The performers are all good, not that any particular attention from Thalia is demanded. Claudia Cardinale is pretty but a bit, I don't know, inanimate maybe. Wagner -- R.J. to his friends -- is handsome and plays a libidinous young con man. He's pretty good actually, as he plays the idealistic college graduate for Cardinale, and good physically, as he makes a foiled pass at a woman at the top of a ski slope and finds himself flailing downwards. Sellers is as good as he usually is, which is very good. Niven is in his element too, a lighthearted dandy, ever unflappable, only a step away from boredom no matter how outrageous the situation.

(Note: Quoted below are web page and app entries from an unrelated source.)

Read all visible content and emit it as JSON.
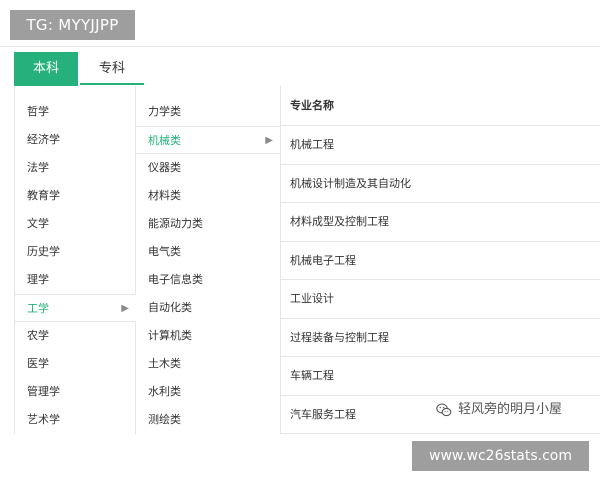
{
  "tg_badge": "TG: MYYJJPP",
  "tabs": [
    {
      "label": "本科",
      "active": true
    },
    {
      "label": "专科",
      "active": false
    }
  ],
  "disciplines": [
    "哲学",
    "经济学",
    "法学",
    "教育学",
    "文学",
    "历史学",
    "理学",
    "工学",
    "农学",
    "医学",
    "管理学",
    "艺术学"
  ],
  "selected_discipline": "工学",
  "categories": [
    "力学类",
    "机械类",
    "仪器类",
    "材料类",
    "能源动力类",
    "电气类",
    "电子信息类",
    "自动化类",
    "计算机类",
    "土木类",
    "水利类",
    "测绘类"
  ],
  "selected_category": "机械类",
  "majors_header": "专业名称",
  "majors": [
    "机械工程",
    "机械设计制造及其自动化",
    "材料成型及控制工程",
    "机械电子工程",
    "工业设计",
    "过程装备与控制工程",
    "车辆工程",
    "汽车服务工程"
  ],
  "watermark": "轻风旁的明月小屋",
  "site_badge": "www.wc26stats.com",
  "colors": {
    "accent": "#26b17c",
    "badge_bg": "#9e9e9e",
    "border": "#e6e6e6"
  }
}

The editor deserves plaudits for catching Niven half frozen, blowing into his cupped hands, and for cutting at the exact moment Niven looks up and his eyeballs bulge with distress. Poor Capucine. What an exquisite-looking woman. She may have begun her career as a model but she turns in a decent performance here, unlike many models before and after her. Her large eyes and feline body manage to suggest an almost childlike vulnerability beneath that womanhood. Of course death comes to all of us, but when it's self imposed, as in her case, it seems more than usually tragic.
Henry Mancini's score is part of the movie. It sounds as if he had a lot of fun writing it. It covers a wide range too. There are cartoon-like sound effects -- men swing at one another, deliberately missing, and the track goes "Wheee!" He works in some delightful variations on "Domani." He demonstrates it full blown in a very sexy samba number using Fran Jeffries who has a pelvic girdle that seems independent of the rest of her body. Wow. Then it becomes a slow dance, using the breathy Dexter Gordon-ish tenor sax that Mancini is so fond of. The physical climax of the film is backed by a rinky-tink gallop.
That physical climax, by the way, may be the weakest part of the film. All farces are faced with the same problem: how do you manage to top all the funny stuff that has come before? If you can't figure out a good answer, as Feydeau could, you must fall back on a pointless frantic chase, as this story does. (That's a minor carp, though.)
Yes, the early 60s were okay. Especially if you lived in Paris, drove a Ferarri, and went skiing at ritzy resorts and liked to drink champagne. The only thing most of us have in common with these elegant folk is that we like champagne. Pardon me while I open a Rolling Rock. Don't miss this one. It's worth repeated viewings too.
26 of 35 people found this review helpful.
Was this review helpful to you?